_WHAT THIS TASK INVOLVES_
Could you copy every line of the data that contains the word "title"?

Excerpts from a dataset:
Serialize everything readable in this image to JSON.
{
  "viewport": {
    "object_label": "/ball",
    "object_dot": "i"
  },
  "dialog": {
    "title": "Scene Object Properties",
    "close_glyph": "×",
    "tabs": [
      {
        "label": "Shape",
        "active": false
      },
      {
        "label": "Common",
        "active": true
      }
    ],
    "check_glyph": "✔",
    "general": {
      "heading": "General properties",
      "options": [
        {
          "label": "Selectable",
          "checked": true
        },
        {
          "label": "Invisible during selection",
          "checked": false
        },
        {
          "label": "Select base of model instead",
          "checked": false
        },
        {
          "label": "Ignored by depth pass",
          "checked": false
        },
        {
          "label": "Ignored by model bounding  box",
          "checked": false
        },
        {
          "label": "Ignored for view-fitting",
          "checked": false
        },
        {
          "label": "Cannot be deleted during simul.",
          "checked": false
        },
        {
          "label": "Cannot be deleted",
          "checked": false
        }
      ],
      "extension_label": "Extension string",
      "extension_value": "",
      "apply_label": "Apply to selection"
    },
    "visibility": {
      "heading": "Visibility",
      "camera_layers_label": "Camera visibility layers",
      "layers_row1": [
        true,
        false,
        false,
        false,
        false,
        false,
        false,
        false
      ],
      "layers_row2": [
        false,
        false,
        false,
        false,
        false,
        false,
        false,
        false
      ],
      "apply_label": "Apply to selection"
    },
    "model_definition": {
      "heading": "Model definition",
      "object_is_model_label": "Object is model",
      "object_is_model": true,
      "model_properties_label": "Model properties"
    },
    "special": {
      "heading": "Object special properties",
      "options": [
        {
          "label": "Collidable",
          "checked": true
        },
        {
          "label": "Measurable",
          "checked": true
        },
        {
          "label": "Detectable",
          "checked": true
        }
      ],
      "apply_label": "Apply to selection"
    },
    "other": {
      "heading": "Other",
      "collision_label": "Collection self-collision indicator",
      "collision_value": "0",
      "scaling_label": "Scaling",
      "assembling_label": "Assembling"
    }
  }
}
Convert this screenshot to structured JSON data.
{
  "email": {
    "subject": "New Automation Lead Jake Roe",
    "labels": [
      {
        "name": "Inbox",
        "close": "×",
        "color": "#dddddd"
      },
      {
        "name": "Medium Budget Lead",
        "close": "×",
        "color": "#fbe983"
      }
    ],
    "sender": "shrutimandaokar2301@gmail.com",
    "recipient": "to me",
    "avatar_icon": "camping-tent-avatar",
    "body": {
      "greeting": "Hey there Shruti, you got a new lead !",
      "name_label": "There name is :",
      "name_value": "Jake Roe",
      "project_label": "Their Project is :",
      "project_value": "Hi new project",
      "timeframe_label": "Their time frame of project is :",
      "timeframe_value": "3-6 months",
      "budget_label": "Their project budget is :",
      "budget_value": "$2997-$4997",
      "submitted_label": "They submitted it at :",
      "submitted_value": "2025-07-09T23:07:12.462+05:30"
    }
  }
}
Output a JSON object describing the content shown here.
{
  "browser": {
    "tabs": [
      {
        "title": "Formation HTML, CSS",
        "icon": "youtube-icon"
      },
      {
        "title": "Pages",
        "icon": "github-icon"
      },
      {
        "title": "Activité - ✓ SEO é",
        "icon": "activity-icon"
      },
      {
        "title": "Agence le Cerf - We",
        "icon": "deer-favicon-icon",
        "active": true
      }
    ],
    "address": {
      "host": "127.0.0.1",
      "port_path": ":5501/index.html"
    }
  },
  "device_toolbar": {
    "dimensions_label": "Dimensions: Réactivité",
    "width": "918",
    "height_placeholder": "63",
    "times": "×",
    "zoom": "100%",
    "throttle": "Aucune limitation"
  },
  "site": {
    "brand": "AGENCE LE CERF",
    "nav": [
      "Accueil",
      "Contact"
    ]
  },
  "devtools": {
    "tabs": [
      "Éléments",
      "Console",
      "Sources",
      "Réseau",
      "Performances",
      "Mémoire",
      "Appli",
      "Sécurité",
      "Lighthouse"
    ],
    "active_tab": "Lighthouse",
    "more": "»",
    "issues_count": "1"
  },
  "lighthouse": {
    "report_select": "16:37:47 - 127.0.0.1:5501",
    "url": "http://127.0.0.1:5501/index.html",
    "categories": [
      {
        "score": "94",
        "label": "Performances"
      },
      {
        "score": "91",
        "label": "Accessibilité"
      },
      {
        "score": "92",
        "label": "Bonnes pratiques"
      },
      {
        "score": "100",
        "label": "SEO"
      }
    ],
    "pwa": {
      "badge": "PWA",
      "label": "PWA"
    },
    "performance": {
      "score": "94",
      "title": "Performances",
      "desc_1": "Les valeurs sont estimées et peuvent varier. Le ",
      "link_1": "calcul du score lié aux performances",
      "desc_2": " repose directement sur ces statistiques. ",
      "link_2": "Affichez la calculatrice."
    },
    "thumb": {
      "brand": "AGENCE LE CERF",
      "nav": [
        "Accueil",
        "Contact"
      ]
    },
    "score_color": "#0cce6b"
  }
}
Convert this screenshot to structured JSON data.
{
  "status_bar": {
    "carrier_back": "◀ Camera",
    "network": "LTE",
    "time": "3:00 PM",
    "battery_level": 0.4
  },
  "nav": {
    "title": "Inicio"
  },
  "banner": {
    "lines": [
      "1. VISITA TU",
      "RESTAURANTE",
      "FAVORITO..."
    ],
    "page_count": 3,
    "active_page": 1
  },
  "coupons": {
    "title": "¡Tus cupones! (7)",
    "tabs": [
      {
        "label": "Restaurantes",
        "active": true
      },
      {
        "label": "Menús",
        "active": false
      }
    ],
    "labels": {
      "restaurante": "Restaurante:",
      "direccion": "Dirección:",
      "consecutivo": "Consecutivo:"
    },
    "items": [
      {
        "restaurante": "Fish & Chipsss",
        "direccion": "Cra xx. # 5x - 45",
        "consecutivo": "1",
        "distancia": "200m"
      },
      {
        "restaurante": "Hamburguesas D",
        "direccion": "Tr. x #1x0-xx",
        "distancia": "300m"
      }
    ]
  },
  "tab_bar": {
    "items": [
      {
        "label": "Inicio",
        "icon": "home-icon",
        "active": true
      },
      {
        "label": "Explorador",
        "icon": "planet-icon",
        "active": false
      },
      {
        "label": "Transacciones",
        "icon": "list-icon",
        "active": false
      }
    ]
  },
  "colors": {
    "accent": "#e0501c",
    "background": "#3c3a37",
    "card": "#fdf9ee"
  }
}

_PROBLEM SOLUTION_
    "title": "Scene Object Properties",
        "title": "Formation HTML, CSS",
        "title": "Pages",
        "title": "Activité - ✓ SEO é",
        "title": "Agence le Cerf - We",
      "title": "Performances",
    "title": "Inicio"
    "title": "¡Tus cupones! (7)",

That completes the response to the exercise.